A recent viewing of the 2016 BBC series on modern geniuses hosted by historian Bettany Hughes that profiled Karl Marx led me to contemplate about the nature of exploitation and surplus.
Marx had a very dim view of surplus. He believed that surplus, which he called capital, was derived from the exploitation of the workers whose physical labor produced all the products necessary for life in the modern world. He even opposed the capital that was used to purchase the great machines that were necessary to create all those products of modern life because those machines were created only to increase productivity (which generates more surplus) and not to improve the lot of the workers.
Marx propounded the Labor Theory of Value wherein the economic value of a good or service was based on the amount of labor necessary to produce the good or service. If the employer of the laborer could increase the economic returns due to the utility of the product (demand) or the scarcity of the product (supply) surplus would be created. The amount of surplus appropriated by the employer was unjustifiable exploitation of the labor of the worker.
Modern progressives carry on this Marxist tradition.
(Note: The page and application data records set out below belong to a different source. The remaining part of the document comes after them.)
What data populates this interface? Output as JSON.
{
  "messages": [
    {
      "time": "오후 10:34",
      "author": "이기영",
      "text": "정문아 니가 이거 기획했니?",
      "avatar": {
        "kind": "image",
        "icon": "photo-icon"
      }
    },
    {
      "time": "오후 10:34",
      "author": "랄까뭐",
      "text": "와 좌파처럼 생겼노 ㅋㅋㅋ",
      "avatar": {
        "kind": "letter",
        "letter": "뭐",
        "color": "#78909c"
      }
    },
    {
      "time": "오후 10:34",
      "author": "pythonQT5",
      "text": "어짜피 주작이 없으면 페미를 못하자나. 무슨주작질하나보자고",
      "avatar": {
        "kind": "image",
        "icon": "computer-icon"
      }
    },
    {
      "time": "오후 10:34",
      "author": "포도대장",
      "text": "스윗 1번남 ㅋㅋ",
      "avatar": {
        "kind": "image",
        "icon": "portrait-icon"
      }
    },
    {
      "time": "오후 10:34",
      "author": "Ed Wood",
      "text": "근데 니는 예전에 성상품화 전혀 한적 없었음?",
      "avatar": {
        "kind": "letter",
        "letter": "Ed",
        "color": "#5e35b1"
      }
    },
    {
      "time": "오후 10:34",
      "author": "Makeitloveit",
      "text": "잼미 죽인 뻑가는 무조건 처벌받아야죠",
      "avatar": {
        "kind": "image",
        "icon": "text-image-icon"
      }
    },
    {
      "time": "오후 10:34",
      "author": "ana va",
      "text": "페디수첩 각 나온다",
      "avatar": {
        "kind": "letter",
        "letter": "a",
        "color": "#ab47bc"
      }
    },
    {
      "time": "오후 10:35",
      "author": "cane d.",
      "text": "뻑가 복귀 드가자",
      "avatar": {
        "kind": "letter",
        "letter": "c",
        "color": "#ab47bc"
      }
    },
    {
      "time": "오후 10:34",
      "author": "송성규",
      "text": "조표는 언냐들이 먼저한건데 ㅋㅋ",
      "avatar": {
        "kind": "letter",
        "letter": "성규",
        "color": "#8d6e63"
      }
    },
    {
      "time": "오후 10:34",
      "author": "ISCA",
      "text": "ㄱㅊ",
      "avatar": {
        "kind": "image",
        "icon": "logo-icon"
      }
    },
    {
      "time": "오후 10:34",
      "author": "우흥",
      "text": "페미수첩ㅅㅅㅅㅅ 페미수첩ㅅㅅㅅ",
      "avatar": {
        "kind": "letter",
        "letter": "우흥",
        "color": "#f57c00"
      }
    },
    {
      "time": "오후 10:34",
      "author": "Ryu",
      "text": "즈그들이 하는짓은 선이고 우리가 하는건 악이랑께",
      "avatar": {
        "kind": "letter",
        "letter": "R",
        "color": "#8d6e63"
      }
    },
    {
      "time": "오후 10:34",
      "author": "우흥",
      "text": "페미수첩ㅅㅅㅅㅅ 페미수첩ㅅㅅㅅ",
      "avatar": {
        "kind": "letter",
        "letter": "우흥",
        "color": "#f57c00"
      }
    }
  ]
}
They believe that the profit employers and investors receive is not legitimate and is, therefore, subject to expropriation through taxes so that it can be redistributed to deserving workers. In his 2012 hit Shackled and Drawn, famous celebrity .01 percenter Bruce Springsteen sings,
“Freedom, son, is a dirty shirt The sun on my face and my shovel in the dirt A shovel in the dirt keeps the devil gone I woke up this morning shackled and drawn.”
But ditch digging, although it takes a lot of labor, is not highly valued. I am pretty sure that Mr. Springsteen would not want to receive ditch digger wages for his concert performances (he actually made about $60 million last year). Furthermore, I am also pretty sure that, even though his band mates and other workers at the concerts sweated as copiously as Mr. Springsteen, he received the lion’s share of compensation. That’s classic exploitation.
But Karl Marx (and ipso facto Bruce Springsteen) was fundamentally wrong about the nature of surplus. All civilization on this planet is based on surplus. Without surplus we would spend most of our lives searching for berries and running from predators. Let me explain my thinking on this.
Primitive man, except for a few chipped rocks, was little different from the other animals that roamed the forests, plains and savannahs of the pre-historic world. With one exception. Our primitive ancestors learned to talk to each other. Speech not only allowed tribal members to communicate it also allowed one generation to teach the next about the pathways of the forest or the predators of the savannah. All other animals are chained to their instincts. Speech was the tool that created the first form of surplus – knowledge.
But the oral transmission of knowledge is limited. Ancient Greek bards had to perform a prodigious feat of memorization in order to present the 170,000 words of the Iliad to the throngs that gathered to hear the epic poem. But oral transmission is easily corrupted. Writing was developed to facilitate the accurate transmission of information; not of poems but of inventories of agricultural stores in ancient farming communities.
Farming was the next great generator of surplus. By necessity, farmers must generate a surplus to provide food for the winter season and for the planting in the spring. But this level of surplus is insufficient. Granaries must be protected and the weather gods must be appeased so the surplus must be sufficient to feed the soldiers and priests as well as the farmer’s family. And the soldiers and priests needed to make sure the farmer was providing the correct amount of surplus so writing was invented to keep track of the surplus.
The farmer’s surplus allows for the specialization of labor; not just soldiers and priests but also blacksmiths, teamsters and artisans. As surplus grew, more specialization could be supported so that in addition to meeting our material needs we could address our spiritual needs. Poets, artists and musicians are in short supply in primitive subsistence societies that produce little surplus.
The written word (especially after the invention of the printing press) has created a storehouse of knowledge much greater than could be absorbed by any one brain. This surplus of knowledge allows us to build upon the works of earlier scientists to expand our understanding of the physical universe and to create all the technology that makes up our modern world.
Despite Marx’s disdain (as well as that of the progressive left) for money and capital, money is only another tool to manage surplus. It is much easier to pay the soldier guarding the granary in coins instead of giving him a sack of grain and a bushel of vegetables (besides he would probably prefer to take his coins and buy a pint of ale).
It is true that a barter economy can be developed so that exchanges can be made without resorting to money. But bartering is very inefficient and time-consuming. The time and effort put into barter takes away productive time that could be used to create surplus.
Marxian thought rejects innovation and increased productivity because these factors increase the capitalists’ ability to extract more surplus from labor. Socialism seeks to eliminate most surplus from the economic system and what little is left is appropriated by the state for state-sanctioned uses. All productivity growth from surplus in the Soviet Union was dedicated to the military in order keep up with the rapidly growing power of the West (This is the reason why conflict between socialist and free market societies is inevitable - they can't keep up).
Surplus provides the building blocks with which civilization is constructed. You may not like our civilization and wish to tear it down. But you will need surplus to rebuild something to take its place.